All members of The Indie Voice tweeted and posted on Facebook about the sale on Monday. Toward the end of the week and on the weekend, members posted again to remind readers that the sale would be ending soon. I tweeted and posted the sale on my own Facebook page and Twitter feed also.
The Indie Voice has managed to get a boxset of eight suspense/mystery novels by eight of the members to number seven on the New York Times bestseller list and we hit the USA Today bestseller list two weeks in a row. The strategy for this was the same as I used for Rumble except that Amazon gave us a pre-order button. So now, all ten members of our groups are NY Times and USA Today bestselling authors. We couldn’t be happier.
How did you choose these authors in particular to work with?
Actually, they chose me. Four of the authors, Denise Grover Swank, Debra Holland, Liliana Hart and Jane Graves met at the NINC conference in 2012. Because they were serious indie authors, they decided to form an author support group to help promote their indie work. Each of those four recommended other authors that they knew were serious about the business, produced quality work and already had an established readership, and The Indie Voice was born. We limited membership to ten because it seemed the most manageable number without spreading ourselves too thin.
Lots of authors would love to do what you did. What mistakes do you see many authors do?
The number one mistake I see indie authors making is failure to learn craft. Craft is the difference between a nice story and a professional product. Sure focusing on things like pacing and passive voice may seem irrelevant, but once applied to an entire novel, they make the difference between a reader loving a story and struggling to finish a book. A writer’s first book is almost never good enough to publish and even worse, many don’t have beta readers and don’t pay for professional editing. If writers don’t take their business seriously enough to invest time and money, why should readers pay for their slipshod product?

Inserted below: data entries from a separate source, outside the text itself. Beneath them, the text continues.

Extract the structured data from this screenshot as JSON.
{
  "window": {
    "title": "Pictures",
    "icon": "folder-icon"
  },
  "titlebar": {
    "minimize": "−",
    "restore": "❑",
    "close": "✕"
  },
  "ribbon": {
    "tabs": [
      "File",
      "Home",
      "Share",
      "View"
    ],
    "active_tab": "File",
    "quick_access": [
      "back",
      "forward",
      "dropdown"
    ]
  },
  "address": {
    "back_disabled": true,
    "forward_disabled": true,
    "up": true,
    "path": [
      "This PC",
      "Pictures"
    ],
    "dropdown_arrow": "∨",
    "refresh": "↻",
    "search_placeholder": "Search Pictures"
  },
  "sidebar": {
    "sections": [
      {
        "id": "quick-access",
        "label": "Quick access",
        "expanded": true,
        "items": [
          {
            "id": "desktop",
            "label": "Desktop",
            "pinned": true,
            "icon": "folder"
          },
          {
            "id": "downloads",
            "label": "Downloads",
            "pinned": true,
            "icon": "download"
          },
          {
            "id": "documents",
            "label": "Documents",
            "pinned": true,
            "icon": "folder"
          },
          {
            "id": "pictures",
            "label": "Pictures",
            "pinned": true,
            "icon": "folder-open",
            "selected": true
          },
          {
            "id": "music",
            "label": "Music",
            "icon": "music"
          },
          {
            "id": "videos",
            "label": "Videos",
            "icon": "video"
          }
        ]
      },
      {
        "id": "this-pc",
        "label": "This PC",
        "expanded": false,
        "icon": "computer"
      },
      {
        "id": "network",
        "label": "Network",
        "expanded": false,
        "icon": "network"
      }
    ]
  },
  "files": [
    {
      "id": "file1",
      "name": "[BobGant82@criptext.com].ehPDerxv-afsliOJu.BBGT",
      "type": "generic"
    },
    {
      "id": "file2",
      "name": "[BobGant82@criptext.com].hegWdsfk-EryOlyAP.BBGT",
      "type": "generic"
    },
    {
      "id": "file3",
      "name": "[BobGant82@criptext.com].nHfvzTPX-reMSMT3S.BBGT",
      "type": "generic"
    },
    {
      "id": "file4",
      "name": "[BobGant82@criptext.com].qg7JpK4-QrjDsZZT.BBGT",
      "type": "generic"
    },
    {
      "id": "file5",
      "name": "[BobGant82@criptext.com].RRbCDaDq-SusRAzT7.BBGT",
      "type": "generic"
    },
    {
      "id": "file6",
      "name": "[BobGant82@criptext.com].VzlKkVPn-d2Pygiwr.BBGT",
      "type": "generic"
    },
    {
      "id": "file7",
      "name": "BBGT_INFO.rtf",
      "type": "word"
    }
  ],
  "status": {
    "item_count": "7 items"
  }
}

The second biggest mistake I see indie authors making is releasing one book then spending all their time marketing it. The first principal of marketing is that product sells product. And with books, series sells. Write a series. Release a book, post it on Facebook, and write another book. Stop paying for ads. Stop putting a first book for free when you have no other product to sell. Why spend time, money and effort to draw people to your digital store when you have nothing else to offer? Attention spans are shorter now than ever. Don’t make a huge effort to get noticed before you have more product to offer customers.
The third biggest mistake – and I’ve seen a lot of this lately – is indie authors selling to New York houses and making bad deals that have damaged some careers short-term and will do worse long-term. Successful indie writers are in the driver’s seat. If a publisher doesn’t offer you a deal that’s as good or better for you as it is for them, then give them a polite “no thanks” and walk away until they become realistic about what they need to offer.
What promotional efforts did you try that you would not do again?
I have tried everything at least once. I think indie authors should try everything because what works for one author will be a complete fail for another and vice versa. I have found that advertising with banners on websites yielded the lowest return of my investment. Something great would have to happen to change my mind and get me to do that again.
What books will you be launching/relaunching next?
I put up all of my backlist in 2010 as soon as I got rights back, so no more relaunching. But I started a new mystery series, the Miss Fortune series, and I’m bringing back my bestselling traditional series, the Ghost-in-Law series, with a new release June 2013.